One thing we know about seedlings is that some can grow anywhere. Some can withstand absolute negligence, drought, wind, some can even live if uprooted and turned upside down. Some seedlings can survive anything.

This is not my way of saying that it does not matter if kids are neglected, abused, and mistreated. As full human beings in their own right, kids have a right to be treated with decency and respect. My point is that I no loner believe that parents can break their kids. Parents are part of the picture but they are not the whole and I believe that often parents take too much credit and too much blame surrounding how their kids "turn out". If we want to enjoy the parenting journey, it makes more sense to study our little seeds, give them what they need, and watch them grow.

Sunday, March 18, 2012

The Kitten Theory of Parenting

I am a mad scientist and all of life is my petri dish, beaker, and lab. I used to be horribly afraid of making even the slightest error. I thought if I could be absolutely perfect in every way, I would be safe from harm and criticism. Perfection and striving for it are a straight jacket and I put that jacket on myself and then waited for life to get better. And it didn't.

I am not sure how I got from the straight jacket to the mad scientist. I can say it took a lot of inner work, a ton of support from my husband and friends and a recognition that life is uncertain and unpredictable. Recently, I have seen the mad scientist in me busting out all over the place. I hear myself saying things like, "Let's just try it." Or "What can we learn from this no matter how it turns out." Or even, "What is the worst that can happen." Some of the time I don't recognize myself and it stops me in my tracks and then I remember that I am a mad scientist in my own life experiment and I see Dr. Horrible in my mind and I giggle, cause I find myself really funny sometimes, and keep on going.

About a year ago I was at the veterinarian with our two cats. There was an article on the wall about kittens and kitten behavior. One particular line of the article struck me. The gist of it was that kittens fight to know their own limits, know how strong they are, and that this behavior helps them to be better cats. It helps them to be a cat who knows when to stop or in other words knows where the line between playing and hurting is and then can learn not to cross it.

I remember coming home and sharing this idea with my husband and because humans are animals, whether we want to accept that or not, inquiring whether or not this might apply to kids. And then I forgot about it completely, because I get distracted by shiny objects, oh and digital ones too.

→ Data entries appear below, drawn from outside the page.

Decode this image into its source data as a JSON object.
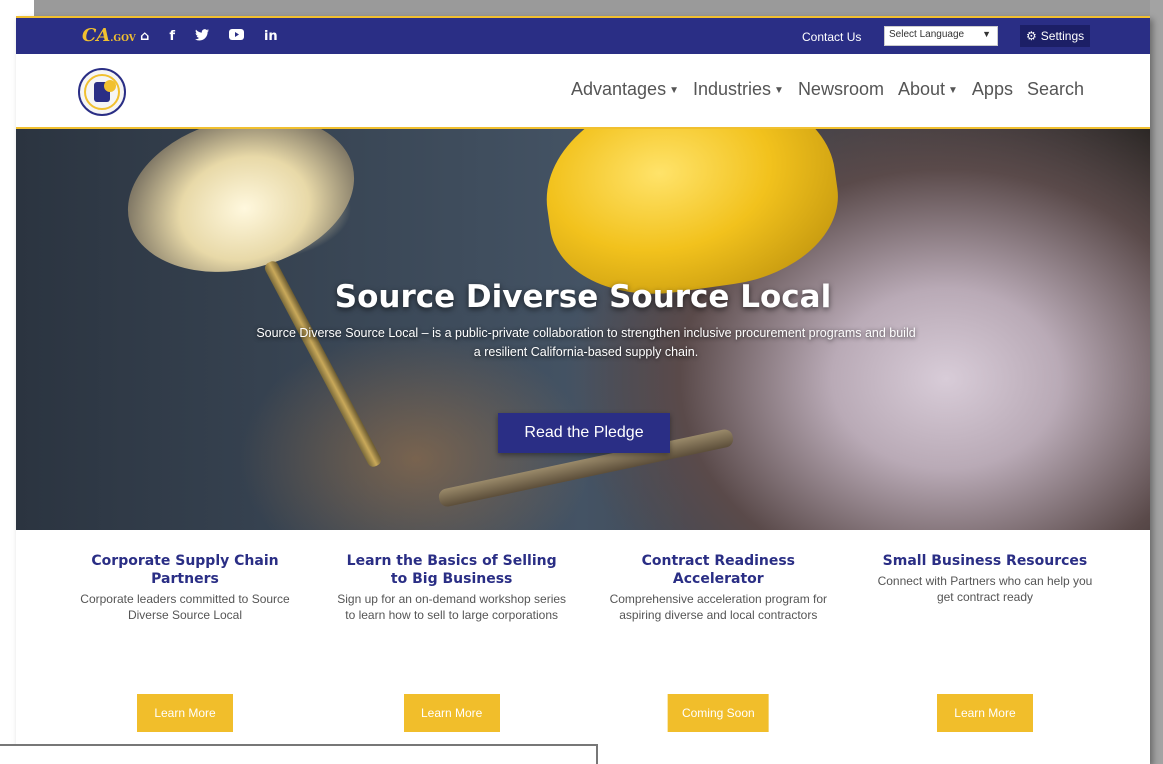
{
  "topbar": {
    "gov_logo_text": "CA",
    "gov_logo_suffix": ".GOV",
    "social_icons": [
      "home-icon",
      "facebook-icon",
      "twitter-icon",
      "youtube-icon",
      "linkedin-icon"
    ],
    "social_glyphs": [
      "⌂",
      "f",
      "🐦",
      "▶",
      "in"
    ],
    "contact_label": "Contact Us",
    "language_select_value": "Select Language",
    "settings_label": "Settings"
  },
  "nav": {
    "items": [
      {
        "label": "Advantages",
        "dropdown": true
      },
      {
        "label": "Industries",
        "dropdown": true
      },
      {
        "label": "Newsroom",
        "dropdown": false
      },
      {
        "label": "About",
        "dropdown": true
      },
      {
        "label": "Apps",
        "dropdown": false
      },
      {
        "label": "Search",
        "dropdown": false
      }
    ]
  },
  "hero": {
    "title": "Source Diverse Source Local",
    "subtitle": "Source Diverse Source Local – is a public-private collaboration to strengthen inclusive procurement programs and build a resilient California-based supply chain.",
    "button_label": "Read the Pledge"
  },
  "cards": [
    {
      "title": "Corporate Supply Chain Partners",
      "text": "Corporate leaders committed to Source Diverse Source Local",
      "button": "Learn More"
    },
    {
      "title": "Learn the Basics of Selling to Big Business",
      "text": "Sign up for an on-demand workshop series to learn how to sell to large corporations",
      "button": "Learn More"
    },
    {
      "title": "Contract Readiness Accelerator",
      "text": "Comprehensive acceleration program for aspiring diverse and local contractors",
      "button": "Coming Soon"
    },
    {
      "title": "Small Business Resources",
      "text": "Connect with Partners who can help you get contract ready",
      "button": "Learn More"
    }
  ],
  "colors": {
    "brand_navy": "#2a2e85",
    "accent_gold": "#f1c02f"
  }
}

The girls have been getting to a point where they were fighting about everything all the time. John and I were getting in the middle because we thought it was our job. We have modeled problem solving, walking away, and other ways of handling differences. We have sent them to their rooms, asked them to sit for a minute and think about it and other strategies. Nothing really seemed to be helping.

Last night we talked about what our next strategy was going to be. I call this strategy The Kitten Theory of Parenting. We know our kids really well. We knew that Mina, although only 5, would not back down from Ari. We knew that if it came to blows Ari would run, quickly. We knew that they both had safe spaces to go to and we knew we would be here if it went bad fast.

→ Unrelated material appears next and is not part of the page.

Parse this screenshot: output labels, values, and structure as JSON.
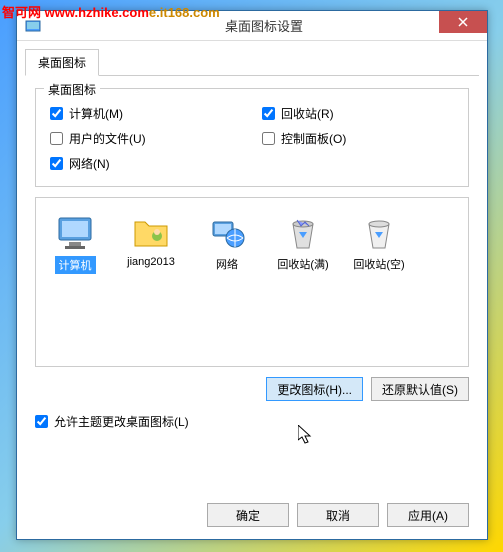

This morning the girls got up and started to fight. John and I remained radically silent, offering no options, opinions, or judgements. When Ari asked me for my input I observed that each of us has to manage the only thing we can manage, our own behavior and got in the shower.

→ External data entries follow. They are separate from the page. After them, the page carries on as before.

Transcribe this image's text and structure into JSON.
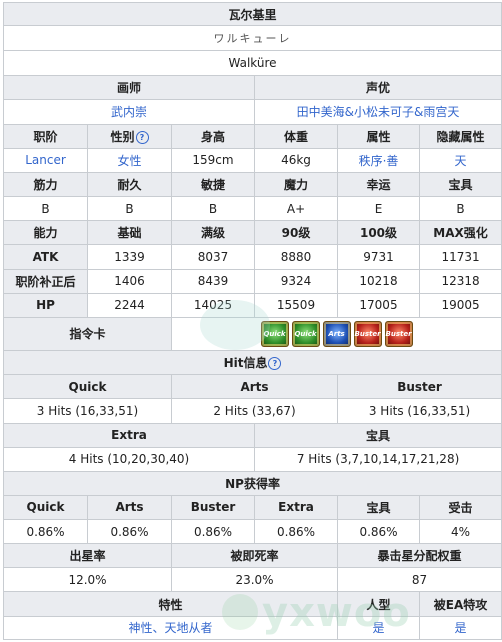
{
  "name": "瓦尔基里",
  "name_jp": "ワルキューレ",
  "name_en": "Walküre",
  "headers": {
    "illustrator": "画师",
    "voice": "声优"
  },
  "illustrator": "武内崇",
  "voice_actors": "田中美海&小松未可子&雨宫天",
  "attr_headers": [
    "职阶",
    "性别",
    "身高",
    "体重",
    "属性",
    "隐藏属性"
  ],
  "attr_values": [
    "Lancer",
    "女性",
    "159cm",
    "46kg",
    "秩序·善",
    "天"
  ],
  "stat_headers": [
    "筋力",
    "耐久",
    "敏捷",
    "魔力",
    "幸运",
    "宝具"
  ],
  "stat_values": [
    "B",
    "B",
    "B",
    "A+",
    "E",
    "B"
  ],
  "ability_headers": [
    "能力",
    "基础",
    "满级",
    "90级",
    "100级",
    "MAX强化"
  ],
  "atk_row": {
    "label": "ATK",
    "values": [
      "1339",
      "8037",
      "8880",
      "9731",
      "11731"
    ]
  },
  "atk_fix_row": {
    "label": "职阶补正后",
    "values": [
      "1406",
      "8439",
      "9324",
      "10218",
      "12318"
    ]
  },
  "hp_row": {
    "label": "HP",
    "values": [
      "2244",
      "14025",
      "15509",
      "17005",
      "19005"
    ]
  },
  "command_cards": {
    "label": "指令卡",
    "cards": [
      {
        "type": "quick",
        "text": "Quick"
      },
      {
        "type": "quick",
        "text": "Quick"
      },
      {
        "type": "arts",
        "text": "Arts"
      },
      {
        "type": "buster",
        "text": "Buster"
      },
      {
        "type": "buster",
        "text": "Buster"
      }
    ]
  },
  "hit_info": {
    "title": "Hit信息",
    "headers": [
      "Quick",
      "Arts",
      "Buster"
    ],
    "values": [
      "3 Hits (16,33,51)",
      "2 Hits (33,67)",
      "3 Hits (16,33,51)"
    ],
    "headers2": [
      "Extra",
      "宝具"
    ],
    "values2": [
      "4 Hits (10,20,30,40)",
      "7 Hits (3,7,10,14,17,21,28)"
    ]
  },
  "np_rate": {
    "title": "NP获得率",
    "headers": [
      "Quick",
      "Arts",
      "Buster",
      "Extra",
      "宝具",
      "受击"
    ],
    "values": [
      "0.86%",
      "0.86%",
      "0.86%",
      "0.86%",
      "0.86%",
      "4%"
    ]
  },
  "star": {
    "headers": [
      "出星率",
      "被即死率",
      "暴击星分配权重"
    ],
    "values": [
      "12.0%",
      "23.0%",
      "87"
    ]
  },
  "traits": {
    "headers": [
      "特性",
      "人型",
      "被EA特攻"
    ],
    "traits_value": "神性、天地从者",
    "humanoid": "是",
    "ea": "是"
  },
  "watermark": "yxwoo"
}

By the time I was out of the shower they were playing together. John and I are a little dumbfounded and we know that The Kitten Theory of Parenting might have just worked by fluke this time. But the mad scientist in me is pleased that once again we saw life for what it is, a grand experiment, and gave it a try.

(Bwahahahahaha, I will clean you my nemesis. You will rue the day we met.)